The Azure Quickstart Templates project on Github is a great resource for finding ARM templates. Deploying an application is literally as simple as clicking a Deploy to Azure button and filling in a few template parameter values. On the HPC front, there is a handy HPC Pack example available that can be used to provision and setup the scheduler.

However, as we touched on in our original blog post, using HPC Pack may not be the best choice if you are getting started with MPI and simply want to spin up a new MPI cluster, test your application, and then shut everything back down again.
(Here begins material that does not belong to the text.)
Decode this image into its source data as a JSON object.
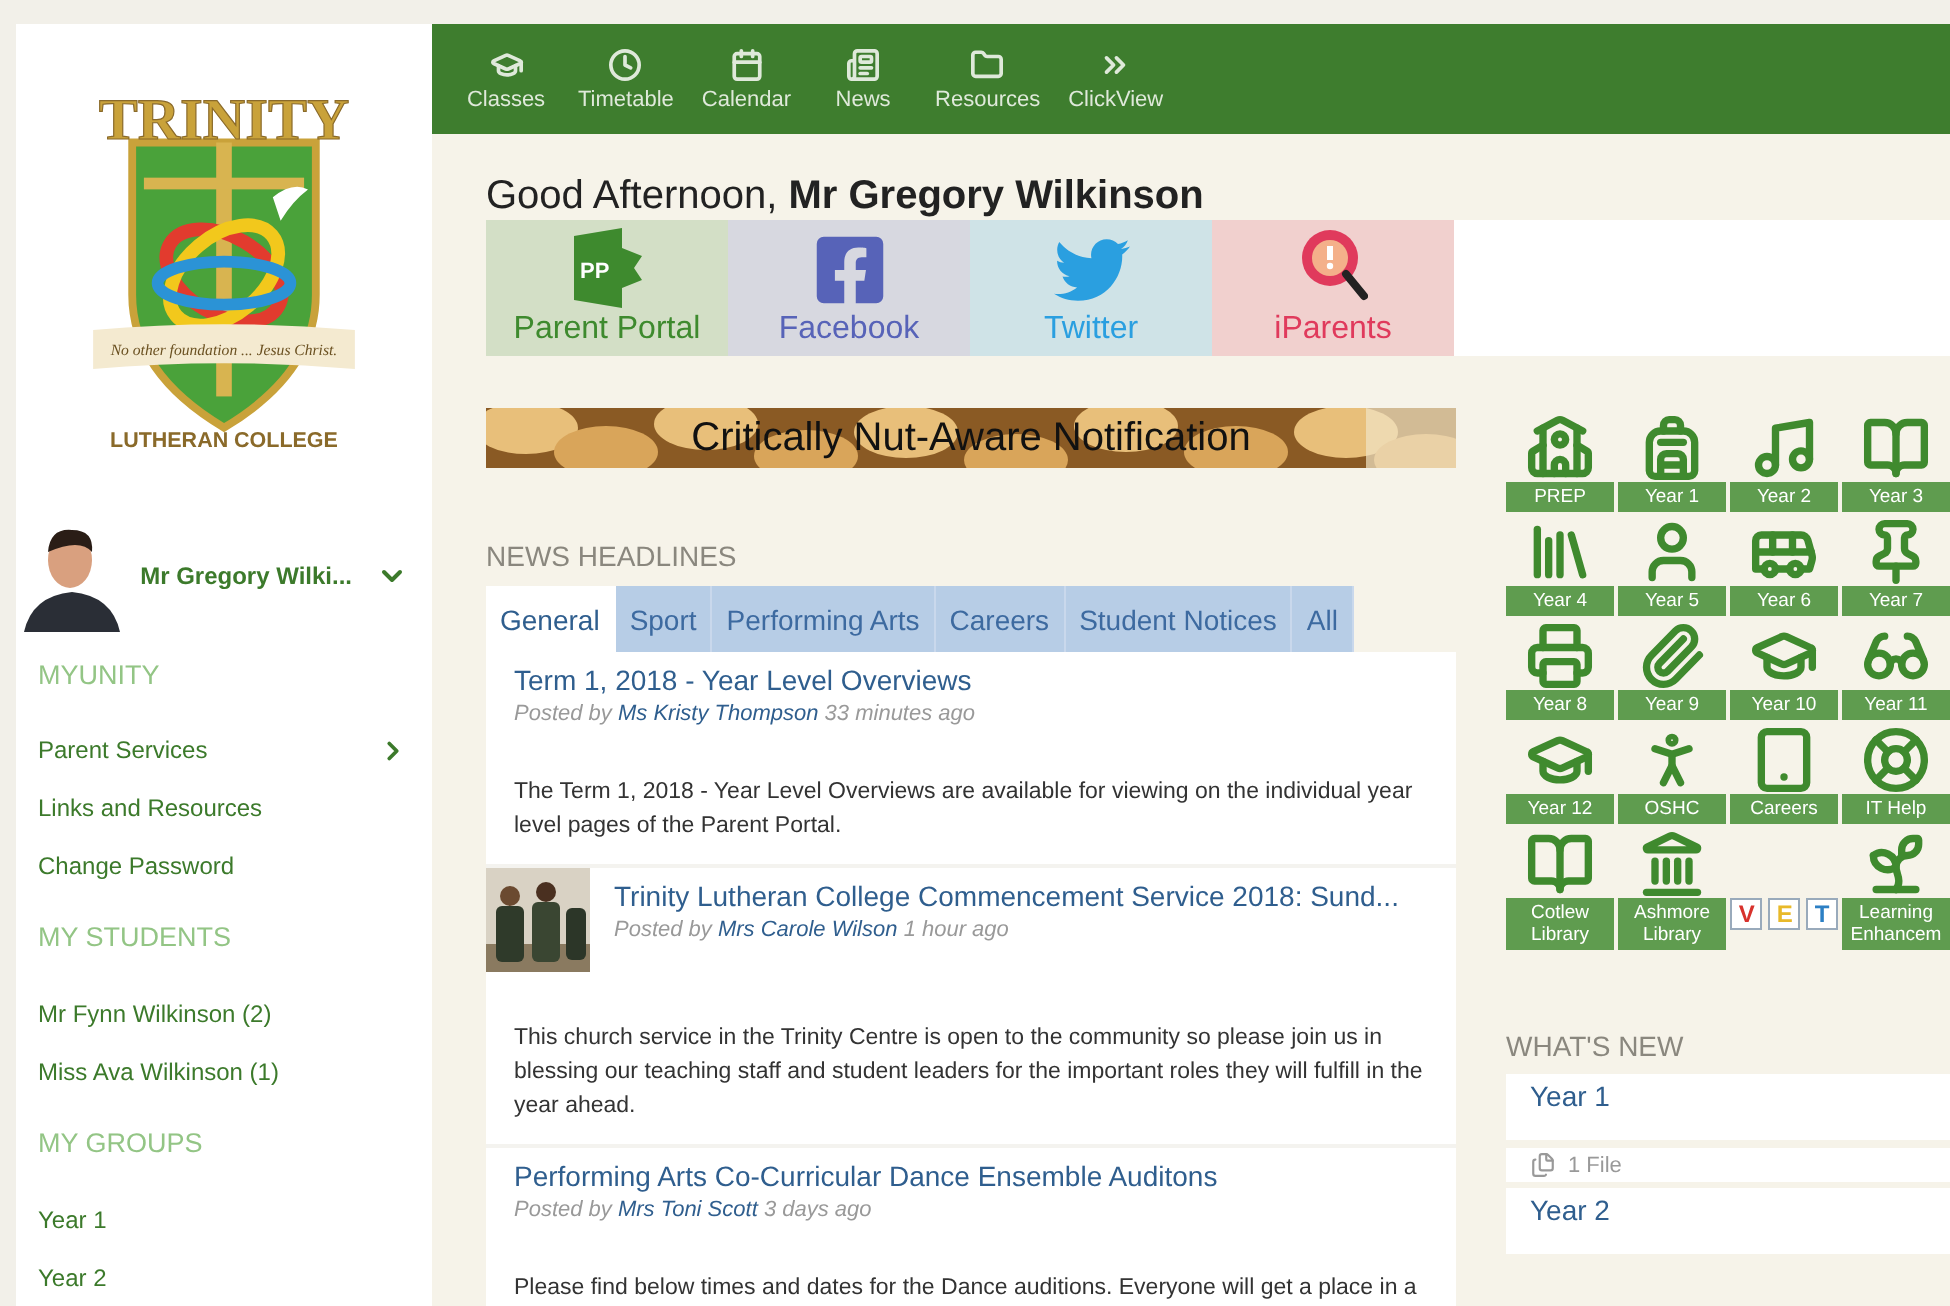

While HPC Pack provides the capabilities of a full blown HPC scheduler, this additional power comes at the cost of some resource overhead on the submit node (setting up Active Directory, installing SQL Server, etc). This can be overkill if you just want a one-off cluster to run a MPI application.

Another potentially lighter weight option for running Windows MPI applications in the cloud is the Azure Batch service. Recently, Microsoft announced support for running multi-instance MPI tasks on a pool of VMs. This looks to be a useful option for those who interested in automating the execution of MPI jobs however it does require some investment of developer resources to become familiar with the service before MPI jobs can be run.

We feel there is a still room for an Azure Resource Manager template that 1) launches a bare-bones Windows MPI cluster without the overhead of HPC Pack and 2) allows MPI jobs to be run from the command line or a batch script from any operating system.

On that second point above, another interesting development since our original post is that Microsoft has decided to officially support SSH for remote access. Since that announcement, the pre-release version of the code has been made available on GitHub.

So, given those pieces we decided to put together a simple ARM template to accomplish both of those goals. For someone getting started with MS-MPI, we feel this is a simpler option to getting your code running on a Windows cluster in Azure.

Here is a basic usage example:

  1. Click the Deploy To Azure button from the Github project. Fill in the template parameters. Here, a 2-node Standard_D2 cluster is being provisioned:

  2. Make a note of the public IP address assigned to the cluster when the deployment completes.
  3. The template will enable SSH and SFTP on all of the nodes. Upload your application to the first VM in the cluster (N0).  Here we are using the hello world application from this blog post.
  4.  SSH into N0, copy the MPI binary into the shared SMB directory (C:\shared), and run it. Enter your password as the
    argument to the -pwd switch (redacted below). The -savecreds command line argument will securely save your credentials on
    the compute nodes so you don’t have to specify the password in future mpiexec calls. See
    here for more details.

And that’s it! For those that are more GUI-inclined, RDP is also opened up to all of the instances in the MPI cluster. Head on over to the Github project page for more details.

This article was written by Ryan Kaneshiro.